A successful change culture requires a commitment from management that improvements won't result in layoffs. "Everyone must be encouraged to take part in creatively coming up with ideas to make improvement," says Sharma. "But if they do that and at the end of the day the company lays off two people who helped engineer the change, how would those two people feel? More important, how would the eight people feel who are left over? Do you think they're going to participate next time to help you do the same thing?"
The solution is a proactive growth strategy: As the company grows, present workers whose jobs have been eliminated due to efficiency increases are assigned new duties. This accomplishes two objectives: current employees have the job security they need so they'll continue to contribute to improvement efforts, and the necessity to hire and train new employees vanishes. Fleetwood had already begun a growth strategy, so it can also use attrition to its advantage: as workers leave, the plant won't replace them. Moreover, the company is starting to place an emphasis on in-sourcing. As the people, machines and materials are already paid for, there's no need to send materials out to cut costs.

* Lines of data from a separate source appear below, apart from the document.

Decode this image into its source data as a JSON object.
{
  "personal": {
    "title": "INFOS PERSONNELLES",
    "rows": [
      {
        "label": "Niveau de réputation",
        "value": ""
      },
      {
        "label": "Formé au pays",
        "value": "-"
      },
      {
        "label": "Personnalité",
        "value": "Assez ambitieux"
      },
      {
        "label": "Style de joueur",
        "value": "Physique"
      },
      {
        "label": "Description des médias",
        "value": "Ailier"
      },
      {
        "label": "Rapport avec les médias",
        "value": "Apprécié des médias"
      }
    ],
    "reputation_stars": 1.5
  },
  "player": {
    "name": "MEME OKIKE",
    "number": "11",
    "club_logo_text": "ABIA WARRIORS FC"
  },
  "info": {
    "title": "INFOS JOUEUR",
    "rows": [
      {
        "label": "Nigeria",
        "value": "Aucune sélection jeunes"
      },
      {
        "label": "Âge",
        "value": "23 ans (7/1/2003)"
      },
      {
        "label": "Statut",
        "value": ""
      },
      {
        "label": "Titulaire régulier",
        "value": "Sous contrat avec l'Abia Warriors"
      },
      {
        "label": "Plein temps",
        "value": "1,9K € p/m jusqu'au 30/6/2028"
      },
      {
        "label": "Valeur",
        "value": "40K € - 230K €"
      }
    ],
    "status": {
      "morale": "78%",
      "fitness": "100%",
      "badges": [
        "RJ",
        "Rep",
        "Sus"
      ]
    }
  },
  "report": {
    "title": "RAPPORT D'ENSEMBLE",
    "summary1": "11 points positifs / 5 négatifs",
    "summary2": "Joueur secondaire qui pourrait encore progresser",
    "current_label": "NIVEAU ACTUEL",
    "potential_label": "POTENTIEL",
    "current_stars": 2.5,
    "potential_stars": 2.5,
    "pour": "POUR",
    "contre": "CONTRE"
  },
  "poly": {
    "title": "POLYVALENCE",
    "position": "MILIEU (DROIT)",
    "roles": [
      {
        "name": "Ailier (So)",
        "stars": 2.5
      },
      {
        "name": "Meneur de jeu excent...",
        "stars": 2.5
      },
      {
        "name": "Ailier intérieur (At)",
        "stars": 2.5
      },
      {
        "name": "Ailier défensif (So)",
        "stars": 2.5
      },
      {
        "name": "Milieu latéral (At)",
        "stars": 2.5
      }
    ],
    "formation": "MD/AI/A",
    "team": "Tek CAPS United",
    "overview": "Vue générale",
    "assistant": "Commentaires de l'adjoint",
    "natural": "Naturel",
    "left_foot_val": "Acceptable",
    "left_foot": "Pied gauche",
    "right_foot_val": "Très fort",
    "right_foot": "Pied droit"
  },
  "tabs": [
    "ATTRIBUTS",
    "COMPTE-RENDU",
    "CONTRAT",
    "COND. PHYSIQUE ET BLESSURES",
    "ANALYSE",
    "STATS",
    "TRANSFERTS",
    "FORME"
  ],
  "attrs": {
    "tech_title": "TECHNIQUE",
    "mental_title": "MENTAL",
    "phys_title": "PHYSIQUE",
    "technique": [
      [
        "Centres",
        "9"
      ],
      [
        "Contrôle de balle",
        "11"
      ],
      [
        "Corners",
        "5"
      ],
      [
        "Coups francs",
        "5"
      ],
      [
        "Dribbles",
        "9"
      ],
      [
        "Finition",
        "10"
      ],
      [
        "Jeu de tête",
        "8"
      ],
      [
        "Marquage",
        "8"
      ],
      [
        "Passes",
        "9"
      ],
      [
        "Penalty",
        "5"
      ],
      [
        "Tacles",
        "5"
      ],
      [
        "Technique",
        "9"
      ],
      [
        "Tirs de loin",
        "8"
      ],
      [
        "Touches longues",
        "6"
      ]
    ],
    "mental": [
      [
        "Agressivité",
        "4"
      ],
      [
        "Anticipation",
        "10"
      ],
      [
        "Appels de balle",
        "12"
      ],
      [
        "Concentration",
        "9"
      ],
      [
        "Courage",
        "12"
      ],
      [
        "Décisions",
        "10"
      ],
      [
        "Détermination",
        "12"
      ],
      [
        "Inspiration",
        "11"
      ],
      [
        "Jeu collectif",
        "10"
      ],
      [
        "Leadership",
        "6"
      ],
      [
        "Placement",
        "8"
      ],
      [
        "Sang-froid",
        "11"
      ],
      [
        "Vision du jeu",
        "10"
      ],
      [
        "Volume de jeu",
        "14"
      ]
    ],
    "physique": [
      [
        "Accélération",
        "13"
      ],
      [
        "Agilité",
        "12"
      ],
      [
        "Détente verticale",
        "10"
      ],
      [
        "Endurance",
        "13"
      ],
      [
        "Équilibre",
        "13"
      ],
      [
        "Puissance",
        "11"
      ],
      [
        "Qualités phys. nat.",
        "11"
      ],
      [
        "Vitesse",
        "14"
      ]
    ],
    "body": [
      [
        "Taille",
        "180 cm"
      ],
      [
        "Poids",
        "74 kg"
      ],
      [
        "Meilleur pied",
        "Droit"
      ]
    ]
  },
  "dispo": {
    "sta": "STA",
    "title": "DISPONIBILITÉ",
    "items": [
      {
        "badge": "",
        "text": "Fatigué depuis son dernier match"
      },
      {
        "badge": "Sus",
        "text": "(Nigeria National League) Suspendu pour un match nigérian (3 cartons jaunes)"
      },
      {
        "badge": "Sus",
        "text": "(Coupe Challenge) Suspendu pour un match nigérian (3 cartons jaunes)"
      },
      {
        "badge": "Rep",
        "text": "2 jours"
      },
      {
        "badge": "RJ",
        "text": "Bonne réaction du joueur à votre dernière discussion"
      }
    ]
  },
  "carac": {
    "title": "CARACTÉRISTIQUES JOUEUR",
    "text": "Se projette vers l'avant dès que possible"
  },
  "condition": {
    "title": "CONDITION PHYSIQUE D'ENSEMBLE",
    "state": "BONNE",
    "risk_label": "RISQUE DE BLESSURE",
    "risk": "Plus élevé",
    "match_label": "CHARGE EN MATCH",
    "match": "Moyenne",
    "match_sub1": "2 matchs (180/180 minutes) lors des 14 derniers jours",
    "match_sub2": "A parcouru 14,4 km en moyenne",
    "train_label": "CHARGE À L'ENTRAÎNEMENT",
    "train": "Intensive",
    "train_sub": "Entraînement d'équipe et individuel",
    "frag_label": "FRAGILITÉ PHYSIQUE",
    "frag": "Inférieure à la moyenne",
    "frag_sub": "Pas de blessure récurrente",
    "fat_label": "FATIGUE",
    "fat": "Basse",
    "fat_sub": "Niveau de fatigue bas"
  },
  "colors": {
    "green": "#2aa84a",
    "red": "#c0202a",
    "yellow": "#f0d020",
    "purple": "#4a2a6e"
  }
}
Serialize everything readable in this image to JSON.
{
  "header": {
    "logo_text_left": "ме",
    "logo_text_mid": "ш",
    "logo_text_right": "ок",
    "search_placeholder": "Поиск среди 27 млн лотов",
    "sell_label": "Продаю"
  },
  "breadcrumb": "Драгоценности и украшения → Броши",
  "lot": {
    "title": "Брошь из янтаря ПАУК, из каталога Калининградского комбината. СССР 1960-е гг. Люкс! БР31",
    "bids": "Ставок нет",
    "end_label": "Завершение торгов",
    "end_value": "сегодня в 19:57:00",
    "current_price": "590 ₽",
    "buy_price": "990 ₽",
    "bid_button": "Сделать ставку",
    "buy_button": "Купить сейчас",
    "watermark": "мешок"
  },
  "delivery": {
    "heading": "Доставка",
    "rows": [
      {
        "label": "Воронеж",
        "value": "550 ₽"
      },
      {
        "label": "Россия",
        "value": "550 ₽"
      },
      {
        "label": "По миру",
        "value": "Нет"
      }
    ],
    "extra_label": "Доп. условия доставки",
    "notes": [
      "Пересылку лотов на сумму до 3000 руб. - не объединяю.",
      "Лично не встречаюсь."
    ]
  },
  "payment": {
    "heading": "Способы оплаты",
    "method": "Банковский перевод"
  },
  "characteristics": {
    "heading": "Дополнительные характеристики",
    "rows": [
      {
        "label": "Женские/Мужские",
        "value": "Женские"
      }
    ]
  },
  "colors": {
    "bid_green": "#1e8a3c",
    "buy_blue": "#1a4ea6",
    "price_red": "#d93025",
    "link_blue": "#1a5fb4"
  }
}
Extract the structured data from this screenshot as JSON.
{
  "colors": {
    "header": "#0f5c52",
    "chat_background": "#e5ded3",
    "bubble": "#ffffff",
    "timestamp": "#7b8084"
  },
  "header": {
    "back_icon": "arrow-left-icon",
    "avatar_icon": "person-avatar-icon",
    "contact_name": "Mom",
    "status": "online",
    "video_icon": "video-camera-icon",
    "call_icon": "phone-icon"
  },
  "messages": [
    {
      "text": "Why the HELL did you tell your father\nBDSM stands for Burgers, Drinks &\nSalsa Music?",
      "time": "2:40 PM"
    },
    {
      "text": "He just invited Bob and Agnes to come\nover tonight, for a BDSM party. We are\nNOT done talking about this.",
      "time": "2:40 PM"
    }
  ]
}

Envisioning the future
So far, 19 of plant 77's departments have been "kaizened," resulting in a 65-percent overall reduction in work-in-progress and a 22-percent overall reduction in cycle times. The Chico site has also jumped from last to first in customer satisfaction among Fleetwood's five RV plants. Despite these tremendous advances, the plant has no plans to slow down — Kaizen is, after all, about continuous improvement. Without adding any additional buildings to the plant, the present goal is to increase production from the current average rate of 55 units per week to 150 units per week, eventually working up to 200 units per week. The plant currently produces two classes of RVs on one line, but managers would like to be able to produce each class on its own line to increase efficiency and boost production numbers. To do so, space within the plant would be reassigned for new activities, and two parallel production lines, one for each class, would replace the single U-shaped line now in use. The market would certainly allow Fleetwood room to grow--the plant currently has a 1,300-unit backlog.
Rabo envisions ultimately producing the RVs on a pace-line system, in which each coach (along with its customized work order) is slowly pulled through all production stages on a chain and doesn't stop moving until it's finished. Realizing this goal would make plant 77 the first in Fleetwood's RV division and one of the first in the RV industry to implement a pace-line system. Regardless of whether it attains these improvements, however, Fleetwood's plant 77 is a clear example of an organization that has embraced the spirit of Kaizen and is enjoying its rewards.
Vanessa R. Franco is Quality Digest's managing editor. Robert Green is Quality Digest's assistant editor. E-mail your comments to firstname.lastname@example.org.
(Reprinted, with permission from Quality Digest, copyright 2000, QCI International. All rights reserved.